The benefits of electrification in the oil and gas industry

A line of wooden utility poles stretches into the distance under a partly cloudy sky. The landscape is dry and barren with a dirt path in the foreground, reminiscent of areas where Gil Henry once toiled in the oil and gas industry. A small cliff on the left and more utility poles dot the horizon.

The oil and gas industry in the United States relies on the generation of onsite electrification using diesel or natural gas to power facilities and well pads. Despite this need, there is not always enough electrical infrastructure in rural areas to meet the demand, so generators are used to run some components of a typical well pad. These combustion engines are powered by diesel and natural gas, which tend to be reliant on older technology and mechanics that fail to match the uptime and reliability of electrified well pads located close to power sources.

Electrification has many benefits, including reduced emissions and reduced maintenance. Atwell has been working with clients to electrify well pads and pull power from the grid to increase uptime and replace the older equipment.

Realizing the power and potential of electrification in the oil and gas industry

Several years ago, Jake Kapp, Senior Project Manager at Atwell, was asked to develop a field-wide gathering system for a project. Knowing the client was reliant on electrification for their entire field, Kapp tapped into his experience in oil and gas gathering systems. He ensured that the land and survey were acquired right away for power lines and compressor stations, which would then become entirely electric.

Similarly, Kapp managed another project that involved nearly tripling the capacity of an existing 140 MMSCFD compressor station.  The scope was to add new electric powered units, as the existing station was operating natural gas-powered compression units. The station was successfully converted to electric compressors and added 260 MMSCFD throughput for a total of 400 MMSCFD without any additional emissions.

The success of these two projects opened Kapp’s eyes to the potential of electrification and the future of the oil and gas industry. It has also resulted in Atwell putting even more attention and effort into advancing its electrification capabilities.

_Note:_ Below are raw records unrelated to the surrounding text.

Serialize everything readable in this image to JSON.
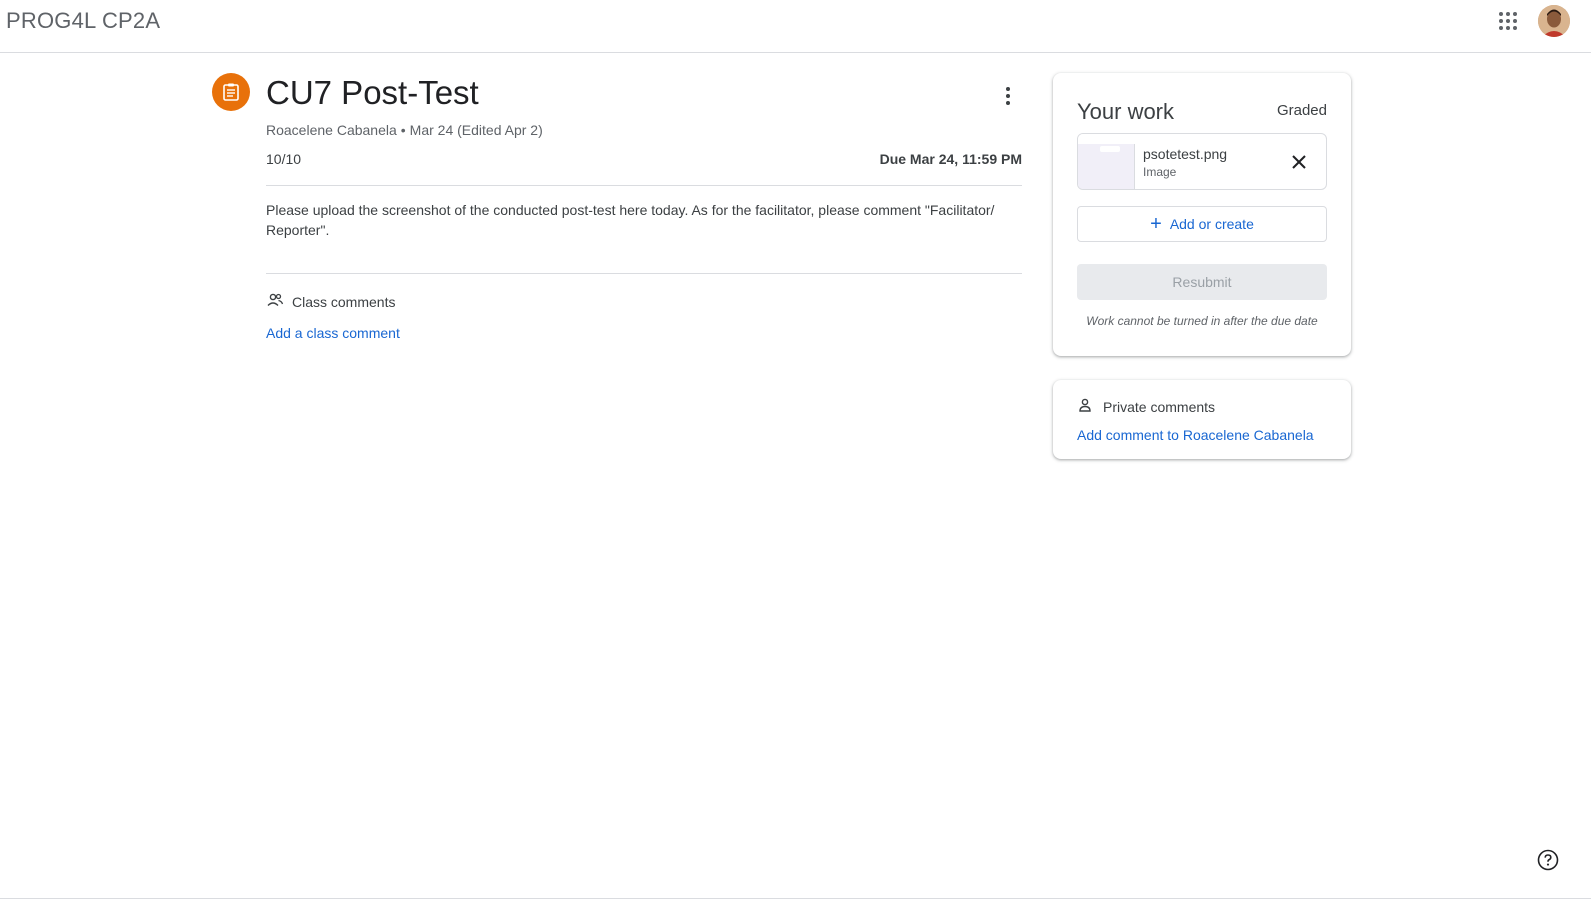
{
  "header": {
    "class_name": "PROG4L CP2A",
    "apps_icon": "google-apps-grid-icon",
    "avatar_icon": "user-avatar"
  },
  "assignment": {
    "icon": "assignment-clipboard-icon",
    "icon_color": "#e8710a",
    "title": "CU7 Post-Test",
    "author": "Roacelene Cabanela",
    "separator": "•",
    "posted": "Mar 24 (Edited Apr 2)",
    "points": "10/10",
    "due": "Due Mar 24, 11:59 PM",
    "description": "Please upload the screenshot of the conducted post-test here today. As for the facilitator, please comment \"Facilitator/ Reporter\"."
  },
  "class_comments": {
    "icon": "people-icon",
    "label": "Class comments",
    "add_link": "Add a class comment"
  },
  "your_work": {
    "title": "Your work",
    "status": "Graded",
    "attachment": {
      "name": "psotetest.png",
      "type": "Image"
    },
    "add_create_label": "Add or create",
    "resubmit_label": "Resubmit",
    "note": "Work cannot be turned in after the due date"
  },
  "private_comments": {
    "icon": "person-icon",
    "label": "Private comments",
    "add_link": "Add comment to Roacelene Cabanela"
  },
  "colors": {
    "accent": "#1967d2",
    "orange": "#e8710a"
  }
}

“In my opinion, this is the wave of the future from a reliability and runtime standpoint,” said Kapp. “The simple fact of electrification is that it will reduce emissions and required maintenance. The electric motor is much more direct and straightforward than that of an internal combustion engine.”

The initial innovation shown in Kapp’s work led other clients to express interest and seek Atwell’s electrification expertise for their projects. “This isn’t a one-time project,” Kapp explained. “We’re seeing this movement across the nation, and we can support our clients on a national level across industries. Be it wind, solar, or gas, electrification can be a game changer and we can meet client needs in all areas.”

Serving clients and various markets with electrification

From an electrical delivery standpoint, there is nothing Atwell does not touch. For example, we can design a power generation site, from wind or solar, and deliver that power to a substation or existing transmission line. From there, we have the design and engineering capabilities to deliver distribution power to a well pad and supply power to all of the equipment, should a client choose to do so. It is because of our vast capabilities and national presence that we know the electrification program can meet the needs of each industry we serve.

“We understand that some companies are hesitant to jump in entirely, so we’re happy to use the expertise and experience we’ve gained in this area to consult on projects,” Kapp said. “We can even support smaller projects like a power study, or taking a look at older systems and evaluating whether an updated or new system entirely would be best for the client.”

For example, Atwell has done previous overhead power line projects with oil and gas companies. For one project, Atwell delivered electricity to an existing well pad so a new well could be drilled and the completion of a two-week frac project could be reached, otherwise known as an E-Drill and E-Frac. Using electricity, the runtime is higher so there is less maintenance and the are no emissions from equipment.

Atwell worked with the client from beginning of the design phase for the overhead power system project so the E-Drill and the E-Frac equipment could be removed after the work was complete. The new well pad then had power for basic operations without having to shut down the power line.

Because of the breadth of services offered by Atwell, clients can rely on us to take them from title work and surveying through the final stages of a project.

The expected growth and demand for electrification in the industry

In just a few years, Kapp has seen the number of clients interested in electrification grow, along with his ability to act as a translator across skillsets.

“This opportunity grabbed my attention and sparked my interest because it is a presently underdeveloped niche,” said Kapp. “I’ve always been interested in how electricity gets delivered and many oil and gas companies are working in the middle of nowhere, where the electrical infrastructure just isn’t in place. I’ve been able to assess what’s needed from that electrical standpoint and speak to the client about what is needed from a time and cost perspective. I get particularly excited when I’m presented with a problem and the solution is within our capabilities. Electrification is one of those solutions.”

Atwell’s team of passionate and knowledgeable subject matter experts is the reason why we are able to provide innovative solutions like electrification. As the world becomes more conscious of the way we consume and emit energy, Atwell is excited and proud to be developing an electrification campaign that will not only help our clients, but our global environment as well.